BethPickfordLast month I finished my final year exams and in just a few short days I will be leaving Oxford and Brasenose. It seems to have gone by so quickly, yet I’ve experienced so much here at Oxford. Three years ago I arrived at Brasenose College, and found it to be completely different to the state school I had attended in Sheffield. However, my naïve expectation that Oxford and everyone who went there would be posh and pretentious was soon proved wrong. Oxford can seem intimidating if you don’t know much about it, however, after just a few days at Brasenose I was overwhelmed by how friendly everyone is here. Looking back on my time I can’t imagine having had a better experience, or a better college to call home.

One of the great things about Oxford, and something that first attracted me to the University, is the college system. Unlike other Universities in the UK, where students live in halls or houses and have all their teaching in the main University, at Oxford we live in colleges, one of which is Brasenose. These colleges are also where we eat, socialise and have tutorials – hour-long conversations with our tutors about an essay we have written that week. The college system can be an intense experience, and it meant that after only two weeks of being in Oxford I knew not only the 100 students in my year but also students in other years. The main reason I applied to Brasenose is because of how friendly everyone seemed on the Open Day (we’re called the friendliest college in Oxford for a reason!), and because of its amazing location right in the centre of Oxford. 

I studied Experimental Psychology, but another great thing about the college system is that you make friends doing all types of subject. One of the main differences between Sixth Form and University is that at University much of the study is self-motivated. I only had between 3-10 contact hours a week, made up of lectures and labs in the department, and tutorials in college. The rest of my study time consisted of independent reading and writing essays or completing worksheets – in first year this was two essays a week and one statistic sheet. In later years the number of essays we were required to submit decreased and I spent more of my time on my independent research project. This was one of the best things about the course - being able to spend a lot of time on the areas of the subject I found the most interesting. The amount of time dedicated to contact hours and to independent study differs vastly between subjects – with scientists having more contact hours than humanities students, but humanities students will often spend more time out of lectures and in the library.
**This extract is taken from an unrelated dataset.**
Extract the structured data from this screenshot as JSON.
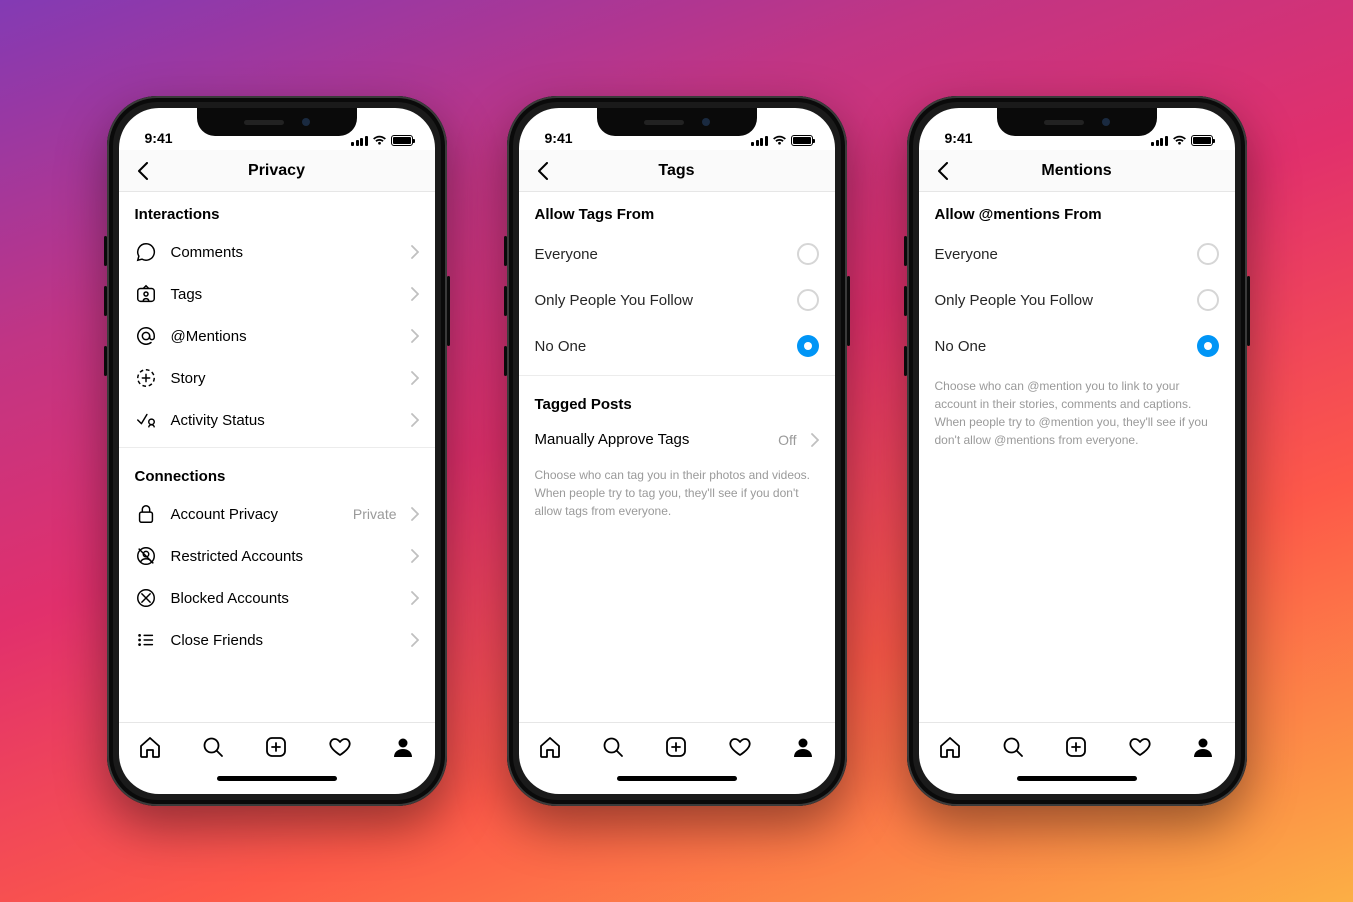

However, Oxford isn’t just about work! Something that I was worried about before coming to Oxford is that there wouldn’t be any time for fun, but I was wrong! During my time here I have been bombarded with so many opportunities, both within the University and within Brasenose. Brasenose has a society for everything – drama, poetry, choir, LGBTQ+, photography… in addition to every sport you can imagine! Personally, despite having sworn before coming that I would never row because of the early morning sessions, I’ve rowed for all three years of my degree. Brasenose Boat Club is one of the Oldest in the world, yet it follows suit with the rest of Brasenose in being incredibly welcoming, with the vast majority of the club never having rowed before coming to Oxford. We also have a ‘JCR committee’, whose job is to represent the undergraduate community here at Brasenose. The arts rep organises ‘arts week’ each summer, and this year Ella and her committee organised garden plays, jazz on the quad, and life drawing (this year featuring reptiles!). Meanwhile our ‘Entz reps’ Maria and Joey are in charge of organised fun, and arrange biweekly BOPs (Big Organised Parties) where fancy dress is taken very seriously, a college ‘Take Me Out’ for Valentines Day, and this year they organised our very own festival – Frewchella, named after our 2nd year accommodation block, Frewin.

Overall, I’ve found Oxford to be incredible experience – and this is largely due to Brasenose. I’ve grown not only academically, but also in confidence. I’ve expanded my comfort zone, made life-long friends here, and tried so many new things. Oxford can, like every University, be a challenging environment, but one that I recommend wholeheartedly to everyone!

Beth Pickford (Experimental Psychology)